## [What the task requires]
Give the records again in full, exactly as they are.

[Dataset entries]
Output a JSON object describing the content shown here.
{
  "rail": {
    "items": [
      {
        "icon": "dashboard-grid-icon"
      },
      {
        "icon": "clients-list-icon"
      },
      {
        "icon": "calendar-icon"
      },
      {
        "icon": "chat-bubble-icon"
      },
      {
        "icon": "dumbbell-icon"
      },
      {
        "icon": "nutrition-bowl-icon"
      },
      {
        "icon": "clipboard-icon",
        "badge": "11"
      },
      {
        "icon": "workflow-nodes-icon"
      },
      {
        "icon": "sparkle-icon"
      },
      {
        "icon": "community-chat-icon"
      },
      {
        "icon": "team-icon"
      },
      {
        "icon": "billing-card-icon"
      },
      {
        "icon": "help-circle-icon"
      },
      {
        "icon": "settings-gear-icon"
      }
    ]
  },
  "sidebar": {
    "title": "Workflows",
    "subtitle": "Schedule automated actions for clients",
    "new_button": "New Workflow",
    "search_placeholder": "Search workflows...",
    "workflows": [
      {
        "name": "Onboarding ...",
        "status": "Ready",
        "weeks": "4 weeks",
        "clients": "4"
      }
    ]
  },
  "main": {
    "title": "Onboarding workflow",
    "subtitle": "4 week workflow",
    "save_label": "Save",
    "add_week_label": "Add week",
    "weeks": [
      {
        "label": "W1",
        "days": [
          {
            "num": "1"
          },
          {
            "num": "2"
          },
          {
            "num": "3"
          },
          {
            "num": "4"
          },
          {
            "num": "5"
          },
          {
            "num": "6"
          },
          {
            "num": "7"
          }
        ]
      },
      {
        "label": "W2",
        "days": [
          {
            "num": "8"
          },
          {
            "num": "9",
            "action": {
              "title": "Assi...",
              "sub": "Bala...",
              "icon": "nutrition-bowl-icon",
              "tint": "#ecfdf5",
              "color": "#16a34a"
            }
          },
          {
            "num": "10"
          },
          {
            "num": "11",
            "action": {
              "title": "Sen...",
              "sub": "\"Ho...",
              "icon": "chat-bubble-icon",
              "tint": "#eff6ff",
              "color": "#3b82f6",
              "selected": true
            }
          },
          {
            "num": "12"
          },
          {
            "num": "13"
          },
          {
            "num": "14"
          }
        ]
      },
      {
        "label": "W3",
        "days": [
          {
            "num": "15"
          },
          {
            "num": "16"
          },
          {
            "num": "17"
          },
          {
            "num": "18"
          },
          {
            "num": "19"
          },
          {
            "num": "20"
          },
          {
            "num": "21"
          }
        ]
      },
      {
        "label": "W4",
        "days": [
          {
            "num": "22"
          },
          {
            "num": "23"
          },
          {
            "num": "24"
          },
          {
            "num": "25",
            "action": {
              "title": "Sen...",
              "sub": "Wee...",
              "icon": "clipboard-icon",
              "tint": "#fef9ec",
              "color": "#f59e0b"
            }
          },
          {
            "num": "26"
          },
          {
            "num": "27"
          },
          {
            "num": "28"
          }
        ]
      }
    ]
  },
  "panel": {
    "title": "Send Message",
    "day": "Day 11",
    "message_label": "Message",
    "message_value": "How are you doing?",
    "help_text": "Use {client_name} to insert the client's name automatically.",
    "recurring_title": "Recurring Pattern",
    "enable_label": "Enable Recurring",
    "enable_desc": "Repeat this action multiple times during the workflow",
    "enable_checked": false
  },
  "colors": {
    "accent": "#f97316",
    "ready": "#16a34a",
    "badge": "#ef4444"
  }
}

## [Output of the exercise]
Output a JSON object describing the content shown here.
{
  "rail": {
    "items": [
      {
        "icon": "dashboard-grid-icon"
      },
      {
        "icon": "clients-list-icon"
      },
      {
        "icon": "calendar-icon"
      },
      {
        "icon": "chat-bubble-icon"
      },
      {
        "icon": "dumbbell-icon"
      },
      {
        "icon": "nutrition-bowl-icon"
      },
      {
        "icon": "clipboard-icon",
        "badge": "11"
      },
      {
        "icon": "workflow-nodes-icon"
      },
      {
        "icon": "sparkle-icon"
      },
      {
        "icon": "community-chat-icon"
      },
      {
        "icon": "team-icon"
      },
      {
        "icon": "billing-card-icon"
      },
      {
        "icon": "help-circle-icon"
      },
      {
        "icon": "settings-gear-icon"
      }
    ]
  },
  "sidebar": {
    "title": "Workflows",
    "subtitle": "Schedule automated actions for clients",
    "new_button": "New Workflow",
    "search_placeholder": "Search workflows...",
    "workflows": [
      {
        "name": "Onboarding ...",
        "status": "Ready",
        "weeks": "4 weeks",
        "clients": "4"
      }
    ]
  },
  "main": {
    "title": "Onboarding workflow",
    "subtitle": "4 week workflow",
    "save_label": "Save",
    "add_week_label": "Add week",
    "weeks": [
      {
        "label": "W1",
        "days": [
          {
            "num": "1"
          },
          {
            "num": "2"
          },
          {
            "num": "3"
          },
          {
            "num": "4"
          },
          {
            "num": "5"
          },
          {
            "num": "6"
          },
          {
            "num": "7"
          }
        ]
      },
      {
        "label": "W2",
        "days": [
          {
            "num": "8"
          },
          {
            "num": "9",
            "action": {
              "title": "Assi...",
              "sub": "Bala...",
              "icon": "nutrition-bowl-icon",
              "tint": "#ecfdf5",
              "color": "#16a34a"
            }
          },
          {
            "num": "10"
          },
          {
            "num": "11",
            "action": {
              "title": "Sen...",
              "sub": "\"Ho...",
              "icon": "chat-bubble-icon",
              "tint": "#eff6ff",
              "color": "#3b82f6",
              "selected": true
            }
          },
          {
            "num": "12"
          },
          {
            "num": "13"
          },
          {
            "num": "14"
          }
        ]
      },
      {
        "label": "W3",
        "days": [
          {
            "num": "15"
          },
          {
            "num": "16"
          },
          {
            "num": "17"
          },
          {
            "num": "18"
          },
          {
            "num": "19"
          },
          {
            "num": "20"
          },
          {
            "num": "21"
          }
        ]
      },
      {
        "label": "W4",
        "days": [
          {
            "num": "22"
          },
          {
            "num": "23"
          },
          {
            "num": "24"
          },
          {
            "num": "25",
            "action": {
              "title": "Sen...",
              "sub": "Wee...",
              "icon": "clipboard-icon",
              "tint": "#fef9ec",
              "color": "#f59e0b"
            }
          },
          {
            "num": "26"
          },
          {
            "num": "27"
          },
          {
            "num": "28"
          }
        ]
      }
    ]
  },
  "panel": {
    "title": "Send Message",
    "day": "Day 11",
    "message_label": "Message",
    "message_value": "How are you doing?",
    "help_text": "Use {client_name} to insert the client's name automatically.",
    "recurring_title": "Recurring Pattern",
    "enable_label": "Enable Recurring",
    "enable_desc": "Repeat this action multiple times during the workflow",
    "enable_checked": false
  },
  "colors": {
    "accent": "#f97316",
    "ready": "#16a34a",
    "badge": "#ef4444"
  }
}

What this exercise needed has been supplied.